President Obama will deliver the annual State of the Union Address before a joint session of Congress on Tuesday night, February 12th.
This annual address fulfills the constitutional requirement in Article II, Sec 3 of the Constitution that “The President shall from time to time give to the Congress Information on the State of the Union.” President Obama’s speech this year will mark the 225th time presidents have reported to Congress, either in person or in written form, under this requirement.
According to information from the Congressional Research Service (CRS) on the history of the State of the Union addresses, President George Washington gave the first address on January 8, 1790. Washington and President John Adams delivered their statement in person, but President Thomas Jefferson sent his message to Congress in writing. This practice of written submission only continued until President Woodrow Wilson, in 1913, decided to go before a joint session of Congress to deliver his message.
Between 1913 and 1934 presidents held to no particular tradition, sometimes giving their statements in person and sometimes sending them to Congress only in writing. President Roosevelt reset the oral tradition and used the term “State of the Union” for both the speech and the event. This term continues to be used today.

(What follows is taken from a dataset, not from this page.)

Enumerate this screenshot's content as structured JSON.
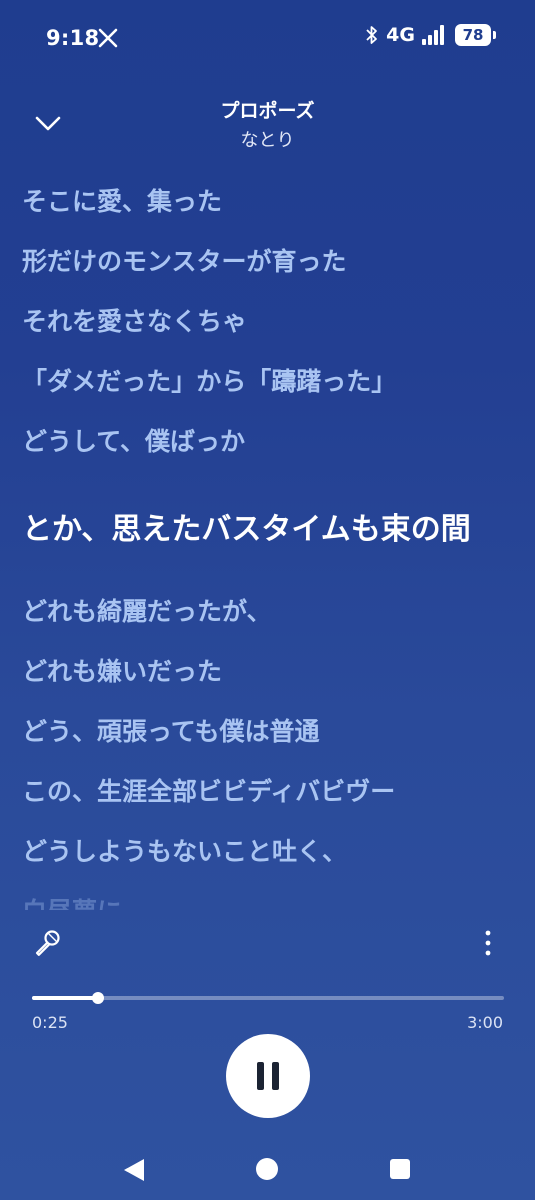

After Roosevelt, most presidents have delivered their State of the Union address in person. Notable exceptions have been written statements by President Eisenhower after his heart attack and by Presidents Truman, Eisenhower, and Carter in the final year of their presidency. Also, some presidents have chosen not to send a message right after they delivered their first inaugural address.
Since 1966, a representative of the opposition party has delivered a response to the president’s address. The first opposition response was given by Sen. Everett Dirksen (R-IL) and Rep. Gerald Ford (R-MI). This year there will be two responses to President Obama’s State of the Union address. Rep. Cathy McMorris Rodgers (R-WA), Chairwoman of the House Republican Conference, will deliver the Republican response and Sen. Mike Lee (R-UT) has been tapped to deliver a response on behalf of the Tea Party.